Beevor claims that between April and May 1945 the estimated rape victims in Berlin hospitals ranged from 95,000 to 130,000. About 10,000 Berliners committed suicide. As historian William Hitchcock explains in his book The Struggle for Europe, 1,400,000 women were raped in East Prussia, Pomerania and Silesia and many were victims of repeated rapes, some between 60 and 70 times by groups of two or more soldiers at a time.
On the orders of their political commissars, the Soviet soldiers ignored order 006 of January 1945, in which Marshal Rokossovsky urged them to confine hatred of the enemy to the battlefield. They also ignored those issued months later by Marshals Konev and Zhukov, threatening looters and rapists with punishment. Their looting and raping did not stop until 1948.
Although each one does it for his own reasons, in our confused times a nationalist authoritarian like Putin and a Chinese neo-communist totalitarian like Xi Jinping coincide with the neo-Marxist Woke of the West, by looking the other way before this and many other crimes of the real socialism of the 20th century.

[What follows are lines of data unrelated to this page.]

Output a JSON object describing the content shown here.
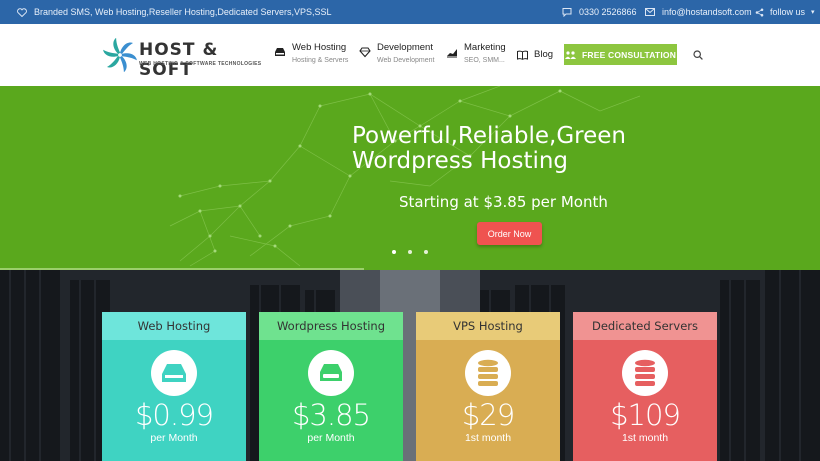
{
  "topbar": {
    "tagline": "Branded SMS, Web Hosting,Reseller Hosting,Dedicated Servers,VPS,SSL",
    "phone": "0330 2526866",
    "email": "info@hostandsoft.com",
    "follow": "follow us",
    "caret": "▾"
  },
  "logo": {
    "name": "HOST & SOFT",
    "subtitle": "WEB HOSTING & SOFTWARE TECHNOLOGIES"
  },
  "nav": {
    "items": [
      {
        "title": "Web Hosting",
        "sub": "Hosting & Servers",
        "icon": "server-tray-icon"
      },
      {
        "title": "Development",
        "sub": "Web Development",
        "icon": "diamond-icon"
      },
      {
        "title": "Marketing",
        "sub": "SEO, SMM...",
        "icon": "chart-icon"
      }
    ],
    "blog": "Blog",
    "consult": "FREE CONSULTATION"
  },
  "hero": {
    "title_line1": "Powerful,Reliable,Green",
    "title_line2": "Wordpress Hosting",
    "subtitle": "Starting at $3.85 per Month",
    "cta": "Order Now",
    "active_slide": 1,
    "slide_progress": 0.444
  },
  "colors": {
    "topbar": "#2c66a8",
    "hero": "#5aa81d",
    "consult": "#8dc63f",
    "order": "#ef5350"
  },
  "plans": [
    {
      "title": "Web Hosting",
      "price": "$0.99",
      "period": "per Month",
      "icon": "hdd-tray-icon",
      "header_color": "#6ee5db",
      "body_color": "#3fd3c2",
      "icon_color": "#3fd3c2"
    },
    {
      "title": "Wordpress Hosting",
      "price": "$3.85",
      "period": "per Month",
      "icon": "hard-drive-icon",
      "header_color": "#6fe28f",
      "body_color": "#3dd06b",
      "icon_color": "#3dd06b"
    },
    {
      "title": "VPS Hosting",
      "price": "$29",
      "period": "1st month",
      "icon": "database-icon",
      "header_color": "#e8cb78",
      "body_color": "#d9ad53",
      "icon_color": "#d9ad53"
    },
    {
      "title": "Dedicated Servers",
      "price": "$109",
      "period": "1st month",
      "icon": "database-icon",
      "header_color": "#f09392",
      "body_color": "#e65f60",
      "icon_color": "#e65f60"
    }
  ]
}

Guillermo Rodríguez is a professor of Political Economy in the extension area of the Faculty of Economic and Administrative Sciences at Universidad Monteávila, in Caracas. A researcher at the Juan de Mariana Center and author of several books // Guillermo es profesor de Economía Política en el área de extensión de la Facultad de Ciencias Económicas y Administrativas de la Universidad Monteávila, en Caracas, investigador en el Centro Juan de Mariana y autor de varios libros